Love speaks louder
Students should be commended for protesting against hate speech Wednesday
University students joined together to counter a demonstration Wednesday which happened to coincide with the University’s Pride Week. The group of students joined hands and sang the “Good Ol’ Song” in order to drown out the protesters’ speech, which included homophobic statements and condemnations of many members of the University community.
Associate Dean of Students Laurie Casteen told students it would be best for them to leave rather than give the protesters any further attention, and most of the students then dispersed. One of the commenters on the article also said it would have been better just to ignore the people spewing the hate speech, because “they measure their success in outrage generated and YouTube hits.”
While Curry graduate student Amanda Handy’s video of the event has given the extreme religious demonstrators more attention than they would have gotten otherwise, the attention was more focused on the students’ reaction than on the initial demonstration. The YouTube video has gotten 31,000 views and several University students have shared it on Facebook with positive commentary about the student response.
The message of the students’ singing was that the University community would rather hear the welcoming and encouraging voices of the student body than a religious group’s inflammatory comments condemning their fellow LGBTQ classmates. A lack of response may have lessened the attention the demonstrators received, but it would not have prompted any sense of solidarity among University students, nor any sense of confidence among LGBTQ students that their community supports them, and is courageous enough to take a stand against speech that makes them feel unsafe.

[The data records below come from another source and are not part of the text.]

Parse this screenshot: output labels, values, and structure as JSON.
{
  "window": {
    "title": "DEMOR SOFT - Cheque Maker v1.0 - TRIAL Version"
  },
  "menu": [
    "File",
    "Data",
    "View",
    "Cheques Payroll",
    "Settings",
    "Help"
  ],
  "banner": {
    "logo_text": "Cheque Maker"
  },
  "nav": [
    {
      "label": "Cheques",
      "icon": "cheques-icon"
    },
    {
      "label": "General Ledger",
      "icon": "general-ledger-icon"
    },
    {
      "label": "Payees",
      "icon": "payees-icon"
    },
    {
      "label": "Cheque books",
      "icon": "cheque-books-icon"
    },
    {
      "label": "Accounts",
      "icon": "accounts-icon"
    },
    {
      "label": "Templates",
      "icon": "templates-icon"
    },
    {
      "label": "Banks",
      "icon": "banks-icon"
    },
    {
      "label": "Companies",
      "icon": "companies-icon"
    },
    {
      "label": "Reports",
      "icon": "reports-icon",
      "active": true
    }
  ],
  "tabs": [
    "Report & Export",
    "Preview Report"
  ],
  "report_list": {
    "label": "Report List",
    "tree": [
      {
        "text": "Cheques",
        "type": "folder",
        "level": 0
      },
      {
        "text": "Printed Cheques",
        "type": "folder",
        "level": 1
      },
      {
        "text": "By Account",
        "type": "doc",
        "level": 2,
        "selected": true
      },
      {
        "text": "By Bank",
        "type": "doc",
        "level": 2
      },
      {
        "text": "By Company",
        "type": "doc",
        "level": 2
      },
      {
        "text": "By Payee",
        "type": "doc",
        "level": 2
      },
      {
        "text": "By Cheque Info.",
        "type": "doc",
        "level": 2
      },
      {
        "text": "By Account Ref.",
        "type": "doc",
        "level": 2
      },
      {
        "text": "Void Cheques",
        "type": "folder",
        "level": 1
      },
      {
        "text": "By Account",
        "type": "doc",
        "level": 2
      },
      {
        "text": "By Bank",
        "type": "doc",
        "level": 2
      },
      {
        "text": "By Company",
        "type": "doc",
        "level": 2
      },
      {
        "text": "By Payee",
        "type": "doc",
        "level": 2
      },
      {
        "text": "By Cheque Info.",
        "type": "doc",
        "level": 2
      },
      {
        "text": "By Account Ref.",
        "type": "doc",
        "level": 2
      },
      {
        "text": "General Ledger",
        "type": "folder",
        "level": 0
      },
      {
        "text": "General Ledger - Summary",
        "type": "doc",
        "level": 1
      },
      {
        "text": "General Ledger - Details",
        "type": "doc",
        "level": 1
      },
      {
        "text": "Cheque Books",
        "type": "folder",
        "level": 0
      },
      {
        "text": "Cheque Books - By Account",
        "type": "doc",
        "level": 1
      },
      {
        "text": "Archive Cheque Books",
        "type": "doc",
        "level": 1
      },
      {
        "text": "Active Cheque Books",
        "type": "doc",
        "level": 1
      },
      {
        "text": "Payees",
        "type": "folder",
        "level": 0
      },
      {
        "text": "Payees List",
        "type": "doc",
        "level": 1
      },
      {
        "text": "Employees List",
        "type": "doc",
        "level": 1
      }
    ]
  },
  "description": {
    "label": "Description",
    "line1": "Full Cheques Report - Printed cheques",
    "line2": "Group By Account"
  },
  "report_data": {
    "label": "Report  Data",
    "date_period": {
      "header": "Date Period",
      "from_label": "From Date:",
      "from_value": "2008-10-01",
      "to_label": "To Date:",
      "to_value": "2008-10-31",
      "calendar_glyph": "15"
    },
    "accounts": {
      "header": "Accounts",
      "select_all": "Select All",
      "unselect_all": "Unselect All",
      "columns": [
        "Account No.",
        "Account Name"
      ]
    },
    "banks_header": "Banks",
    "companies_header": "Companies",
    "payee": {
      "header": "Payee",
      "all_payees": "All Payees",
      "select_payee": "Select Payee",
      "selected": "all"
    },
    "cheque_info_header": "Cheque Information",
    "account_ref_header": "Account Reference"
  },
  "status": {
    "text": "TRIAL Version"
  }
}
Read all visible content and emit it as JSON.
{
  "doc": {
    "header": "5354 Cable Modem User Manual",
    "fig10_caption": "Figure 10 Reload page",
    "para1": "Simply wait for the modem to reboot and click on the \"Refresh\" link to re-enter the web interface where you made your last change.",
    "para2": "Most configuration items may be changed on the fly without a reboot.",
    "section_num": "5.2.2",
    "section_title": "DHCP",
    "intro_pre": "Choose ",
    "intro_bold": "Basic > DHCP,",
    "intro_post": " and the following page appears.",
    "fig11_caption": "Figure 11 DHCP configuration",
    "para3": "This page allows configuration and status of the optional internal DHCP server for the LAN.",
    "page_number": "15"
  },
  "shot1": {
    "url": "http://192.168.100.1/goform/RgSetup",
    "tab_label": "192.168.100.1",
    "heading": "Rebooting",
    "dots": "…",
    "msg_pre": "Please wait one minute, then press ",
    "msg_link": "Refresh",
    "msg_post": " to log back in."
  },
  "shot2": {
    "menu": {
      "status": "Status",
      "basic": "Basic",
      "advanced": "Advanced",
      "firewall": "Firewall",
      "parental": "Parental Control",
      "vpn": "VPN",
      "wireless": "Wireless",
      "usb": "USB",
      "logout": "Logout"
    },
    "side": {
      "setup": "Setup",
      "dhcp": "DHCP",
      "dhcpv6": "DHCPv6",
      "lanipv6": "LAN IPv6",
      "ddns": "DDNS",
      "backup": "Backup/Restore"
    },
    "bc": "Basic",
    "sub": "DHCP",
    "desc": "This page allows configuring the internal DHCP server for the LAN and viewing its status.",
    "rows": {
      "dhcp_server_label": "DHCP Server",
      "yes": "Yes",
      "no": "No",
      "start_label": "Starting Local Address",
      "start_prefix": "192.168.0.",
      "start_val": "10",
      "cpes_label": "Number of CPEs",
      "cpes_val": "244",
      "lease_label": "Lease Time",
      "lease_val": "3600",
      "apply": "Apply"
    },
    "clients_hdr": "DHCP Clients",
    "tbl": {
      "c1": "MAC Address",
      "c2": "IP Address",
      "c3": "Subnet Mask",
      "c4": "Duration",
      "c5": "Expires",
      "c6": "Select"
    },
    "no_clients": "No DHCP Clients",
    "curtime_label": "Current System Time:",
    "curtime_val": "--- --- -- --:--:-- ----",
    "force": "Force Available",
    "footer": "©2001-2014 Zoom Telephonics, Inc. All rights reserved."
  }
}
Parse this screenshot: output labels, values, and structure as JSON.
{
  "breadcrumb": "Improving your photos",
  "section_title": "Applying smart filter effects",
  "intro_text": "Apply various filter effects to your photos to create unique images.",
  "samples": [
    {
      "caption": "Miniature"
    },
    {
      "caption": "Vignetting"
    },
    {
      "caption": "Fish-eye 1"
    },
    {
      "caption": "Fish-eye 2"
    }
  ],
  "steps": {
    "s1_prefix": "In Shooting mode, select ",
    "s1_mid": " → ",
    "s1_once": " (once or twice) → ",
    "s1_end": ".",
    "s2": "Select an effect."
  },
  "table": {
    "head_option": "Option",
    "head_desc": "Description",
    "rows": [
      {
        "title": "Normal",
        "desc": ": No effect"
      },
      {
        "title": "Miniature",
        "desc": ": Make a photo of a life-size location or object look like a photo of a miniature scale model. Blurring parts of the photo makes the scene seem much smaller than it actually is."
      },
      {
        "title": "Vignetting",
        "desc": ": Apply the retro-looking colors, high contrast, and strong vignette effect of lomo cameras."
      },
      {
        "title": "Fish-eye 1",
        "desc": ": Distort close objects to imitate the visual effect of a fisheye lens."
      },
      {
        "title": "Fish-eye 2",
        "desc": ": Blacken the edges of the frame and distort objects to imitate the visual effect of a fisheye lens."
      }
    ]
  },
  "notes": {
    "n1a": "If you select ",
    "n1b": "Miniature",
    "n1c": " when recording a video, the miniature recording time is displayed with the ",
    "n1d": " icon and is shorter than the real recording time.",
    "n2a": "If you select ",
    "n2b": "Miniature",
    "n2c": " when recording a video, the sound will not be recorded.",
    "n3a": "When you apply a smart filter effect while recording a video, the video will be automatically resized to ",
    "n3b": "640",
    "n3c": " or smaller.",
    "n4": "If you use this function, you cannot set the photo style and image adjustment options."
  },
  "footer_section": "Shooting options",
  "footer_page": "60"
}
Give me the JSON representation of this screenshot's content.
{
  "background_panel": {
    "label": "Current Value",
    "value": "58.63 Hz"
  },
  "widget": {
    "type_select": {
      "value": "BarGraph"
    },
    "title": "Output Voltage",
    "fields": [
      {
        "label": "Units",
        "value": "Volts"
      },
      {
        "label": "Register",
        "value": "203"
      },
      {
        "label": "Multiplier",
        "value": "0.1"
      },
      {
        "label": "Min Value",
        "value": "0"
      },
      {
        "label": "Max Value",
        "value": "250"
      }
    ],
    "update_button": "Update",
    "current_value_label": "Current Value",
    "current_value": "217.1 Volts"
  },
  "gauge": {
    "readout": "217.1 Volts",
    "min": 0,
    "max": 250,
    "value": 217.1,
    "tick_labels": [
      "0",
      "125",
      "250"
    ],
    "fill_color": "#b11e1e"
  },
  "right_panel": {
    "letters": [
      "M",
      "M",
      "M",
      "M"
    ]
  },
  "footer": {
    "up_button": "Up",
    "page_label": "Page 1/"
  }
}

Third-year College student and president of Queer Allied Activism Greg Lewis stood in the same area as the protestors and held a sign that said “This is not a safe space,” which he had originally prepared for the Queering Spaces campaign to identify areas where hate crimes have occurred. Lewis said what happened in the Amphitheater was an example of the challenges LGBTQ students face every day.
There may not be dramatic demonstrations like Wednesday’s every day, but homophobic speech can make its way into everyday language. We discussed in our earlier editorial on IFC Safe Space training how casual remarks that include derogatory slurs in order to be funny can dissuade gay students from entering Greek life. Remarks like these are not limited to the Greek system, and LGTBQ students may encounter them every day. When a student makes a derogatory remark, letting it go does nothing to change attitudes or mindsets. But speaking up and expressing disapproval toward the comment makes the person think twice about saying it again, and makes LGTBQ students more comfortable, knowing their peers care enough to address comments that can degrade and marginalize.
Wednesday’s student response was a way of saying that University students do not tolerate hurtful speech on any scale. It was a message saying that when hate speaks, love speaks louder. And our community is stronger because of it.